Skip to main content

College of Education Life at Home: Physical Health and Nutrition with Hannah Calvert

Back of Hannah Calvert and her dog at a pond
Hannah Calvert, assistant research professor, and her dog pal take a break from work to get outside and enjoy nature. Photo provided by Hannah Calvert.

Physical health and nutrition while social distancing and staying home don’t have to be complicated according to Hannah Calvert, assistant research professor for the Initiative for Healthy Schools.

Calvert is a big advocate of just getting outside when you can with the suggestion of setting a goal, like 5 minutes every hour. “That’s a chance for you (and kiddos) to go out around the block for a walk, play in the yard, play hide-and-seek or play with the dog,” she said.

The children’s activity website Go Noodle is also a great resource, according to Calvert. Many kids already know Go Noodle from elementary classrooms. The website features fun activities involving music and dance, movement, food and recipes, as well as mindfulness and yoga.

Calvert acknowledges that nutrition can be stressful right now since families may be experiencing changes to food access, and local grocery stores may not be stocking all the foods kids are used to eating. Calvert suggests that parents:

    • Focus on the food you have rather than what might be missing, so children have less anxiety about food scarcity. The Idaho Food Bank website has food assistance information for families by location.
    • Express gratitude at mealtimes
    • Model enjoying your food
    • Have fun and even play with food

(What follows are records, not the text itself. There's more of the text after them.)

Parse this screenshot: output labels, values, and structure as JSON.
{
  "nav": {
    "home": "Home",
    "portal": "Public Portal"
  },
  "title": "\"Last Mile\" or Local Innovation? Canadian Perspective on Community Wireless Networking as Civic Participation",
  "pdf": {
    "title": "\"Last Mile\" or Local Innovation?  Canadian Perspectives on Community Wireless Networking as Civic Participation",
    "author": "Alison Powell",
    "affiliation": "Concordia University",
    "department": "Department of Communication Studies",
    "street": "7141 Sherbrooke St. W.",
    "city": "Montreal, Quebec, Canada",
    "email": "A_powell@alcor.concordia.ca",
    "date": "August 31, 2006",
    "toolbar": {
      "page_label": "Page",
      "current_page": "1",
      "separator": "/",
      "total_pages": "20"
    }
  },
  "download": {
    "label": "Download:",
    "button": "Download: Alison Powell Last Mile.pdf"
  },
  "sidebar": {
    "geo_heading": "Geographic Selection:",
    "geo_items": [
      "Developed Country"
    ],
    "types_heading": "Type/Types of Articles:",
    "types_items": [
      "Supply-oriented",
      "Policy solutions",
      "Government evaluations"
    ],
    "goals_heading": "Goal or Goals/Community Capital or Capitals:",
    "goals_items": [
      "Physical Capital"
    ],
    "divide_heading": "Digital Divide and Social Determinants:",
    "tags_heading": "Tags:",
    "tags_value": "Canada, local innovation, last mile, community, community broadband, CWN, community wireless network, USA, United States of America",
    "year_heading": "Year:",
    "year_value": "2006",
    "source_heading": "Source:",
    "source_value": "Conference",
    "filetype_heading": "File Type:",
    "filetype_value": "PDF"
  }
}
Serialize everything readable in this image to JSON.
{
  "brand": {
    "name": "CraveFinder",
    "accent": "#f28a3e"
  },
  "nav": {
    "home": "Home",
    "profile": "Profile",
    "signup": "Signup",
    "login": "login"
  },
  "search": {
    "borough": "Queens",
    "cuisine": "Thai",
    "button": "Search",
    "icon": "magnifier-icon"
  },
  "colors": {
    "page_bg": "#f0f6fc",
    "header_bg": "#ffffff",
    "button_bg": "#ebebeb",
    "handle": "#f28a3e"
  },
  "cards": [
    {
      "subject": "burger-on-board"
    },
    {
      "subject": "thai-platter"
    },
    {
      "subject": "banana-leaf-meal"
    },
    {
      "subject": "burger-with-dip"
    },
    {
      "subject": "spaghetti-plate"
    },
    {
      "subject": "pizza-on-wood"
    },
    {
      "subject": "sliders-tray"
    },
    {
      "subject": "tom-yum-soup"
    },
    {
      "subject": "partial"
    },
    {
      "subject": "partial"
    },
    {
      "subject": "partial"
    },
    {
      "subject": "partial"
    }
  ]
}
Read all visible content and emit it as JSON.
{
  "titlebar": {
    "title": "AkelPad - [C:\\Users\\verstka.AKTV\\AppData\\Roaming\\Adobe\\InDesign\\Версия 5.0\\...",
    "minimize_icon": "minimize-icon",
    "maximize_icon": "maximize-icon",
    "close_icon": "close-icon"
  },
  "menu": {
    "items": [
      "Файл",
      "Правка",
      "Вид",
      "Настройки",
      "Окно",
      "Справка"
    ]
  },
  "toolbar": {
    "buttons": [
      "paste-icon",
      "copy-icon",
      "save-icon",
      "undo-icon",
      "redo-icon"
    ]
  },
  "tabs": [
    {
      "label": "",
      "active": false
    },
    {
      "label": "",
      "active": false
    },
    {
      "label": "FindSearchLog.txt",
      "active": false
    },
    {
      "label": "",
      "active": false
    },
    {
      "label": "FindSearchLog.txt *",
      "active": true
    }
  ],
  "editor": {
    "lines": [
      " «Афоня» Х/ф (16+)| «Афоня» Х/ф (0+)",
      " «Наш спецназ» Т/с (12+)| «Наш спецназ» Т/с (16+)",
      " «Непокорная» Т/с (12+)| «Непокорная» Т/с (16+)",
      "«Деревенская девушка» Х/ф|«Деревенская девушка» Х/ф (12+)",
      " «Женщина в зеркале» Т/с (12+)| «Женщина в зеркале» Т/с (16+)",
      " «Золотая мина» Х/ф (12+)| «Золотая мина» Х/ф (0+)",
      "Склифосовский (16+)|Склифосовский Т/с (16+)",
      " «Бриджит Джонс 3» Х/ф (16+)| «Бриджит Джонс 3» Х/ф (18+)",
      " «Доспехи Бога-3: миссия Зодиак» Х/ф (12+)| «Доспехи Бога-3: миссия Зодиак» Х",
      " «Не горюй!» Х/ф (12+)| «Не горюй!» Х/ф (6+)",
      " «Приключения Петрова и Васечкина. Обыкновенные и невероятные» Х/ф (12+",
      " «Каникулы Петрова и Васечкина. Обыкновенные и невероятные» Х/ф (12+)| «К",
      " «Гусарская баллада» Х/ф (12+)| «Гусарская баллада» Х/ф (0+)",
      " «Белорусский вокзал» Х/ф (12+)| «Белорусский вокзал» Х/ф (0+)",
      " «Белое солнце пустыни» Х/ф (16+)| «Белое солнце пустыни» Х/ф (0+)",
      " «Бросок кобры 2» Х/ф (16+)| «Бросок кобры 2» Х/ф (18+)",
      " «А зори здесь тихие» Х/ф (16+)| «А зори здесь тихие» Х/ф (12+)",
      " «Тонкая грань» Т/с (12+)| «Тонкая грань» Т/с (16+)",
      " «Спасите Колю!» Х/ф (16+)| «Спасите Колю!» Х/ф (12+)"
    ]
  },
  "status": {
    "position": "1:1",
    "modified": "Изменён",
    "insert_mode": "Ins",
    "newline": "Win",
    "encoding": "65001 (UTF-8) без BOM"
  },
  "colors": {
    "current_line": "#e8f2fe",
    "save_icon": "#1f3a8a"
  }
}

Calvert shares more tips and advice in her video talk below, where you can see her practicing her tips by getting outside with her partner and dog pal, grooving to a Go Noodle activity at home, and creating a fun snack from simple ingredients.


College of Education Life at Home: Physical Health and Nutrition with Hannah Calvert